Having a bilingual staffer in your exhibit that can bridge the language barrier also  goes a long way to show your commitment to understanding.

5.  If In Doubt, Ask!

     In international exhibiting, don’t assume anything.  If you have a question, ask.  If in doubt, ask.  Resources are available;ask your show management.

6.  Plan Your Follow-up Before You Leave the Show

    If your follow-up plan involves person-to-person contact after the show plan to stay a few days or a week after the show to make those contacts.  It is more economic
    and shows an intense interest to take the relationship to the next level if you stay to make follow-up visits after the show closes.

 7.  Make Your Local Representative a Part of Your Team
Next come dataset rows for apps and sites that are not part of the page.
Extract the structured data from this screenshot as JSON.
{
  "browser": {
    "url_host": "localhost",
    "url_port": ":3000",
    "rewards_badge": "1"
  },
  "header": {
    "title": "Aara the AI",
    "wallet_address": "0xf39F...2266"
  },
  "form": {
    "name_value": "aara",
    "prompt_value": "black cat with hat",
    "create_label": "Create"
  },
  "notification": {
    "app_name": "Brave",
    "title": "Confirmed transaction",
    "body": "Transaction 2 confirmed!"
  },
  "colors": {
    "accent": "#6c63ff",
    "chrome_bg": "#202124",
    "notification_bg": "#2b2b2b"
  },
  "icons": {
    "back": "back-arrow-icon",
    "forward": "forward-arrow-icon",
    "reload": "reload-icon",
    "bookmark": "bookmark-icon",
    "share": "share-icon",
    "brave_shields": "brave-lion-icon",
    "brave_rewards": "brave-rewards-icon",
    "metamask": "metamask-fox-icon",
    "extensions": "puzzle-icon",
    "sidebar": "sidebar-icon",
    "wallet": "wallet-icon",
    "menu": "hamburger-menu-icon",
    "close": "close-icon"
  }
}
   Your local representative, employee or not, should become a part of the planning team to assure effective execution.  Your distributor, sales representative or local
   company representative can be an effective part of the team by identifying potential prospects and inviting them to an exhibition.  Understanding the local customs,
   expediting materials into the country, locating translators, determining what will work and what will not are just a few more of the roles that the local representative
   can play to assure a successful performance.  Your local representative will be a good source for professional interpreters, if you think it is needed. 

8.  Send Your Best People

 Your staff contributes 85% of your results.  Select your best personnel to represent you.  International exhibiting is no place  for novices.  If you are going to conduct
 demonstrations or present technical information, select your top technical presenter and train them to work the trade fair.

 Select staffers who are open minded, patient and tolerance of differences.  Invite staffers who look at international travel as  an adventure, not an inconvenience.  Bring
 staffers who understand that working trade fairs is hard work, not a chance to sightsee. 

Preparing your staff to meet an international audience is one of the most important tasks you have when venturing outside our boarders.  It is different and everyone working your
staff needs to know how to address the differences so they see you as tuned into their approach to doing business, not just your own.  Having a preshow briefing before your leave with
your local representative guiding you will pay big dividends when you arrive at the show and the staff feels comfortable and ready to represent your organization.

© 2010 by Marc Goldberg